Changes ahead for Fayette County students
By Annie Moore, WVVA Multimedia Journalist
Fayette County (WVVA) -- As Fayette County students prepare to head back to school, many will be returning with more pressing questions than just who their next teacher will be. While some will stay in the same school as last year, others will be walking into a new one.
Just a month into his term as Superintendent, Terry George said he is working toward a long-term plan for Fayette County schools.
"It would be premature at this point to tell you I have a plan...I don't. What I have are theories and ideas that we're trying to formulate for a comprehensive plan that we'll eventually take to the citizens of Fayette County," said George.

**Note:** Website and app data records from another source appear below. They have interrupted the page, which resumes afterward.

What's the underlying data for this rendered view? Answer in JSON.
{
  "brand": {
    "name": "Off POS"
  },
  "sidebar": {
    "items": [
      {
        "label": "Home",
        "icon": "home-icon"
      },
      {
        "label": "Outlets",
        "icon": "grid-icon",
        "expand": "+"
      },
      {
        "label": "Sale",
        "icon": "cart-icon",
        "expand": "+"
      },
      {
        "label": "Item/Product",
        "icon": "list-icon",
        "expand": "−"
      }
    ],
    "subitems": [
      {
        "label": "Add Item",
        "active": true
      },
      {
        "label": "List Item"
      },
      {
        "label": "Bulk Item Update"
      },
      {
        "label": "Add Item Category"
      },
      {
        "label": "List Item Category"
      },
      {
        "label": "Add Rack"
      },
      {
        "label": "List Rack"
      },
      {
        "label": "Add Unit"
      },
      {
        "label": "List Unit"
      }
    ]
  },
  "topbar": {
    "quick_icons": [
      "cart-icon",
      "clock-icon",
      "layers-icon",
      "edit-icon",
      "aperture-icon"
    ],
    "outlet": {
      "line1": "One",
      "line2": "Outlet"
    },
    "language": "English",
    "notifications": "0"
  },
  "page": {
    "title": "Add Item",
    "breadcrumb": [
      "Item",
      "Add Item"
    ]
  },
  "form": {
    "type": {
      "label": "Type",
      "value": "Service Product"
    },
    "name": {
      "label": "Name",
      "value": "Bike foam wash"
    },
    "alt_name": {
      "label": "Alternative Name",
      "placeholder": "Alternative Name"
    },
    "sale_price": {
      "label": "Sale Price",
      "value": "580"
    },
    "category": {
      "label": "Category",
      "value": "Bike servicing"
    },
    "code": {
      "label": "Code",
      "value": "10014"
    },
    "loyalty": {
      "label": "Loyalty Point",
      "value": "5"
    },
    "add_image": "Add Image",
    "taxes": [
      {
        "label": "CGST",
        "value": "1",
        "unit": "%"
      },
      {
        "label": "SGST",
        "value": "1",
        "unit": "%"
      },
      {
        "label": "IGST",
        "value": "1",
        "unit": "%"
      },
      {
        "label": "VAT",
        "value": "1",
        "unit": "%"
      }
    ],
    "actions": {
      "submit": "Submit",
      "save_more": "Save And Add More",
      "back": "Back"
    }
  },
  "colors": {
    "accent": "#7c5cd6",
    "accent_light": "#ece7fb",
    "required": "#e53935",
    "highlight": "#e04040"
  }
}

Until then, George has a temporary one. The biggest change this year will be for 7th graders who started last year at Collins Middle. To accommodate their large class size, those students will attend Oak Hill High instead of Fayetteville High.
George said rising 8th graders will remain at Fayetteville High. And 5th and 6th graders will stay at Collins Middle School, using the rear of the building which has been deemed safe to occupy. "Parents are going to have to adapt to that, especially parents who have 5th, 6th, and 7th grade students in three different schools, separated by 5-10 minutes."
At Mount Hope Elementary and Meadow Bridge High, students will stay where they are and condemned sections of the school will be cordoned off. "Mount Hope Elementary has one section closed off due to a structural issue. In fact, the facilities department is in the process of creating a chaining fence to prevent student injuries in that area. And at Meadow Bridge High School, the second floor has been deemed unsafe to occupy. So the second floor will be off limits."
And as for the displaced football team at Valley High School, they will be playing many of their games at Oak Hill High and Meadow Bridge. "Those will be home games for Valley High School...their games, their crowds, and their people in charge of athletic events," added George.
Finding public support for new schools and desperately needed renovations won't be easy, said George, but it's a challenge he is up to.
"You have to believe in the cause. I feel students here in Fayette County deserve an opportunity to go to school in a modern, safe facility, where they can feel comfortable in class and it's conducive to student learning."
George also said the board office is still working to fill 40 faculty positions, mostly in Special Education and Math. He hopes to have a comprehensive plan to take public by mid-year.